Problem description. Look through the data below. Pick out the lines holding the string "JSON".
===============
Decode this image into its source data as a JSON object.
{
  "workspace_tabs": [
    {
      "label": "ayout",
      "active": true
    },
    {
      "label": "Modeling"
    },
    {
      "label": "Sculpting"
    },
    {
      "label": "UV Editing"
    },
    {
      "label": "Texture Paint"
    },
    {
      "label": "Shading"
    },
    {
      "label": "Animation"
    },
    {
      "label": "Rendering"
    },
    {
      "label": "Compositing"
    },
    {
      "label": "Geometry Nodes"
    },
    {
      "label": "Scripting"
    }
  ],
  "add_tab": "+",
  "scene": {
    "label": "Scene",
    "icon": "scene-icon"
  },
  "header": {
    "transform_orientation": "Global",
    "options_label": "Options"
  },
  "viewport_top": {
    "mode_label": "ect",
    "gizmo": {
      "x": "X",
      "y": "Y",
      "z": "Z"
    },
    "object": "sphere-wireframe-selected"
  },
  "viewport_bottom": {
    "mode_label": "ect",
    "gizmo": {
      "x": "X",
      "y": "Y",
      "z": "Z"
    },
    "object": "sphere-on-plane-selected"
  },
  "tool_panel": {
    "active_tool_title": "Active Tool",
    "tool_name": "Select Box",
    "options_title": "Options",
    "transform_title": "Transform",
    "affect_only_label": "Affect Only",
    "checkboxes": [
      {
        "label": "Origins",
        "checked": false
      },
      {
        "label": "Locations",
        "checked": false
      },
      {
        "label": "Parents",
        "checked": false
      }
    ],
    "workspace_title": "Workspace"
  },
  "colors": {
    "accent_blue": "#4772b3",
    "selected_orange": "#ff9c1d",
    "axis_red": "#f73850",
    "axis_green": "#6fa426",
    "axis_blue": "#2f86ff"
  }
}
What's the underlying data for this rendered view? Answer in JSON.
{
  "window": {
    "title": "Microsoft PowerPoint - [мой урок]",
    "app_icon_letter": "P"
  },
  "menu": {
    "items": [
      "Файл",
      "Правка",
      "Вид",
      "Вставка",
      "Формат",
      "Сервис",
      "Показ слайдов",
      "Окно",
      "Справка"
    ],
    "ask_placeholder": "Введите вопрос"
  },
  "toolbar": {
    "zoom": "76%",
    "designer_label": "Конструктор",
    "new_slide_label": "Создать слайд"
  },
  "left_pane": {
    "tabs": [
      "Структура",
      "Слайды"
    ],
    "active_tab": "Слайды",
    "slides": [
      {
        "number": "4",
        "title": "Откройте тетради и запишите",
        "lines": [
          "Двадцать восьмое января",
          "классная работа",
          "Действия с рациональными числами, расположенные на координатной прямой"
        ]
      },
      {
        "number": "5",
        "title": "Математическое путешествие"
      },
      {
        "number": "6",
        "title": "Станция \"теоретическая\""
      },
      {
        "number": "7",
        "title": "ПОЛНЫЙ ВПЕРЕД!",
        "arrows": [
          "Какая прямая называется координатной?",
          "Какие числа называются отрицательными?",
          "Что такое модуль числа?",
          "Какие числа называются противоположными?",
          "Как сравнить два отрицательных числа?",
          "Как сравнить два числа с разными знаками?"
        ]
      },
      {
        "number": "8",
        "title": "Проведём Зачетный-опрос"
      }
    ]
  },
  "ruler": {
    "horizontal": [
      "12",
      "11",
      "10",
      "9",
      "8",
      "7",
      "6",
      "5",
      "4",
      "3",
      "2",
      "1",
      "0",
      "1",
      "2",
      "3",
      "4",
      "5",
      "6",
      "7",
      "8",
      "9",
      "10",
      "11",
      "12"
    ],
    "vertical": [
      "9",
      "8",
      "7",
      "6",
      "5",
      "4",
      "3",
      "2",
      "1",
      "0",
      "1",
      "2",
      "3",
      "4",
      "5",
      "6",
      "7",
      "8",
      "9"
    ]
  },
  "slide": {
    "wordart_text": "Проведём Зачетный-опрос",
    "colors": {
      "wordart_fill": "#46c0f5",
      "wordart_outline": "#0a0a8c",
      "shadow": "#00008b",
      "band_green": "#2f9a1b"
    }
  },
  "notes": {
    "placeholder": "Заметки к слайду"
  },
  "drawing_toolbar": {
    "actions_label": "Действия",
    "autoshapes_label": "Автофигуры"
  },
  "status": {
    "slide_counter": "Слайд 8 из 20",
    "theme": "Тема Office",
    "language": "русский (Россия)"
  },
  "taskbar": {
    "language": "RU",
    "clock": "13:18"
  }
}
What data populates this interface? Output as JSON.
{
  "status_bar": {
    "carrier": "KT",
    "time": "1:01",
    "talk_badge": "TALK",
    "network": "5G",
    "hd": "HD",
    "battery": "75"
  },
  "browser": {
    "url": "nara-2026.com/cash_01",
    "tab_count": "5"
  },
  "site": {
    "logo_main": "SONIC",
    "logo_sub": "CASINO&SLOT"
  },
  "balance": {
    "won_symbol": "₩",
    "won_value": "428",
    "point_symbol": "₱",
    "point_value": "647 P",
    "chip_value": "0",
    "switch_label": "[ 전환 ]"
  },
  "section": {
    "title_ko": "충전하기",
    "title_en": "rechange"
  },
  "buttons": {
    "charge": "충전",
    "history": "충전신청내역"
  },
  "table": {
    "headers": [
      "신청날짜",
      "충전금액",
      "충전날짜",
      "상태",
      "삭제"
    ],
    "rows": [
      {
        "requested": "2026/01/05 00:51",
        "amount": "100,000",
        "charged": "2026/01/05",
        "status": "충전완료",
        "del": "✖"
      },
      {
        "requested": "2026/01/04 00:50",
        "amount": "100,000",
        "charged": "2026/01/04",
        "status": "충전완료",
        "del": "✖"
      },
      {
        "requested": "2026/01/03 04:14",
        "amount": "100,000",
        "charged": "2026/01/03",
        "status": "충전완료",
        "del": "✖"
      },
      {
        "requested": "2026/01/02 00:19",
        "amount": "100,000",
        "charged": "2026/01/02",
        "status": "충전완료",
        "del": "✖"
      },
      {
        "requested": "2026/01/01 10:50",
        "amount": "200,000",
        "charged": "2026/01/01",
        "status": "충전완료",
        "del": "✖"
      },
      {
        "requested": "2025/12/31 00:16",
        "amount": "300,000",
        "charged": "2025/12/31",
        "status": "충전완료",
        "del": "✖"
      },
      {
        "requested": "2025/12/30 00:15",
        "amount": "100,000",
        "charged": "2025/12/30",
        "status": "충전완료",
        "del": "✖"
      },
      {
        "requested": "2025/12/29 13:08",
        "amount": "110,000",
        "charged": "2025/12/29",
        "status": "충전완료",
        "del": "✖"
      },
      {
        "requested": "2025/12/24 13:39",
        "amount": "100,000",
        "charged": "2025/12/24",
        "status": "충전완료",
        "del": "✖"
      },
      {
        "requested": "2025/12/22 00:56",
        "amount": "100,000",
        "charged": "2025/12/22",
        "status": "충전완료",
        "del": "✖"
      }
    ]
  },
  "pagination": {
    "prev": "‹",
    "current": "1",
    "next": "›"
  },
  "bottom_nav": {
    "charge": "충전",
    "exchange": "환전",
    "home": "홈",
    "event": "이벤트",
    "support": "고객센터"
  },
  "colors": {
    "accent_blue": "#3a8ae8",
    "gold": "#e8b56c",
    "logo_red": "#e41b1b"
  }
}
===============
Output for this exercise.
Decode this image into its source data as a JSON object.
What's the underlying data for this rendered view? Answer in JSON.
What data populates this interface? Output as JSON.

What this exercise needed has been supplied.